Here is rather informal definition of what specific features are likely to be helpful for identifying:
General-purpose (color & intensity)
Laplacian of Gaussian
Blobby things, some edges
Textured vs. smooth areas
Structure tensor eigenvalues
Long, stringy things
Structure tensor coherence
‘Oriented’ regions (e.g. aligned cells, fibers)
Blobby things (more specific than Laplacian)
Long, stringy things
It can help to approach features with the expectation: “less is more”.
In other words, it can be much more effective to use a smaller number of well-chosen features rather than throwing them all in to see what comes out the other end.
Knowing when to quit
Applying the above knowledge, you should be able to generate an effective pixel classifier for many circumstances.
However, these classifiers are far from magical. In the end, they only have access to local texture information. That simply is not enough to accurately identify everything that you might wish.
For example, depending upon the input images, a reasonable expectation for a ‘tumor classifier’ created in this way might be that it can identify anything ‘vaguely epithelial’ A very unreasonable expectation is that it might be able to reliably distinguish benign from malignant in a tricky case.
With that in mind, you may often need to apply your superior knowledge to annotate relevant regions of interest that contain only tissue components that can be reliably distinguished by the classifier. You can then user the classifier to make fine-grained measurements within these regions – but not depend upon it to make decisions that take years of training and experience.
The Ignore* classification is important here, because it does not contribute to the area measurements. This means that the above classification computes the Tumor % as the proportion of classified tissue that is tumor – not the proportion of the entire annotated area.
See Ignored* classifications` for more information.
Variation represents probably the biggest challenge to applying image analysis and machine learning in practice.
It is quite unlikely that a classifier trained on a single image will perform very well on other images: it might easily be thwarted by even small variations, be those in staining, biology, imaging or something else.

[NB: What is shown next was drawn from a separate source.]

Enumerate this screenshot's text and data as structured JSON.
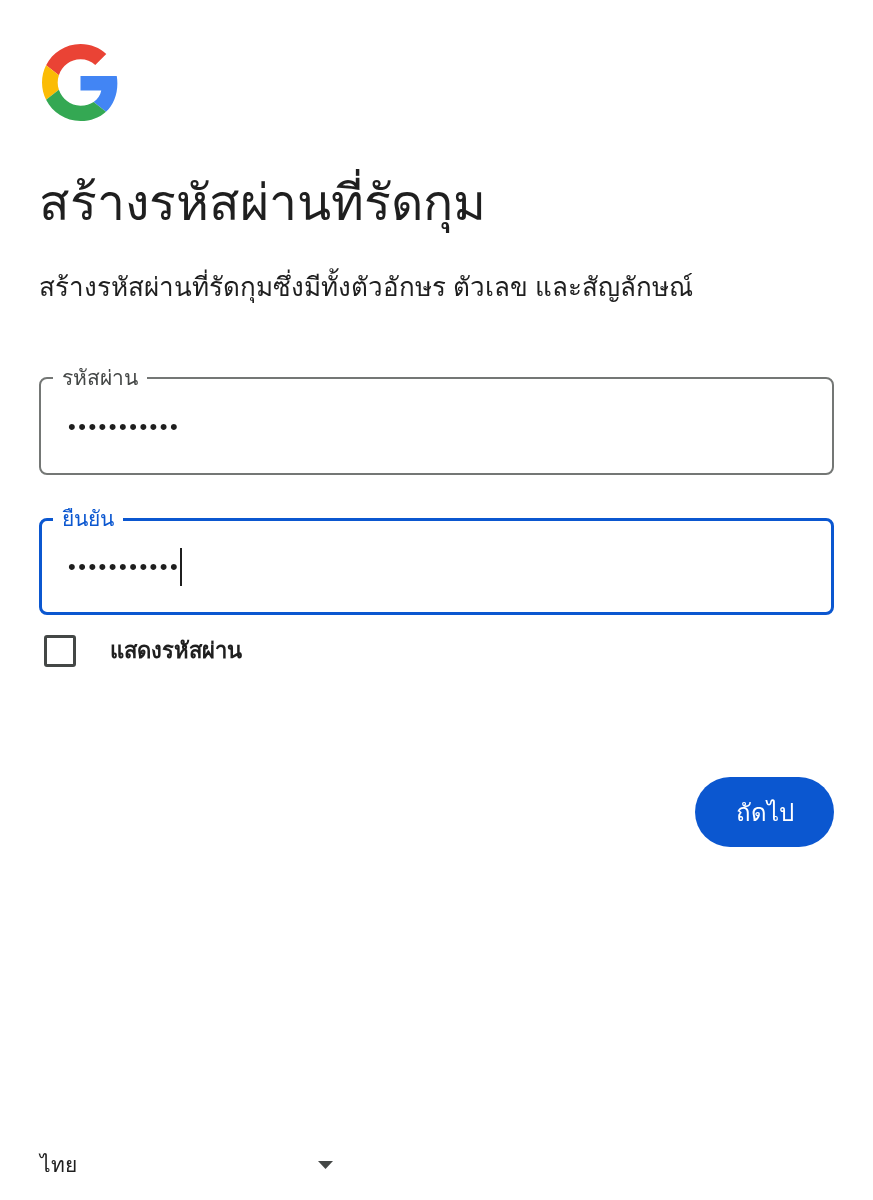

There are two main ways you can train pixel classifiers across images in QuPath:
Create a classifier that has been trained upon annotations extracted from multiple images
Train using a single image that itself is composed from regions extracted from multiple images
You can also use both approaches: create a classifier trained from annotations made on multiple images composed of pieces extracted from other images…
Train from multiple images
When training a classifier, simply press the Load training button, and select the images (within the same project) that you want to use for training.
These should already have been annotated, and these annotations saved within the project.
Be aware that training using multiple images can require much more computational power and memory for QuPath to work with all the training data.
This makes it even more important to create small and diverse annotations.
Create a training image
You can create a training image composed of pieces from other images within a project first by selecting the pieces you want. You do this by annotating rectangles, and assigning them a classification so they can be identified later.
can help with this process. Make sure that you save the data when you have made your annotations (i.e. ).
Then you can runand select the classification you used when annotating.
This will go through the images in your project, and extract annotations that have a specific classification – and merge these together to form a single image, adding this image to your project.
The training image is not actually written to a new image file: rather, the pixels are still extracted from their original locations.
This can be handy, but might result in poor performance if QuPath needs to read pixels from too many sources. In that case,can be useful to write the training image to a single (pyramidal) file.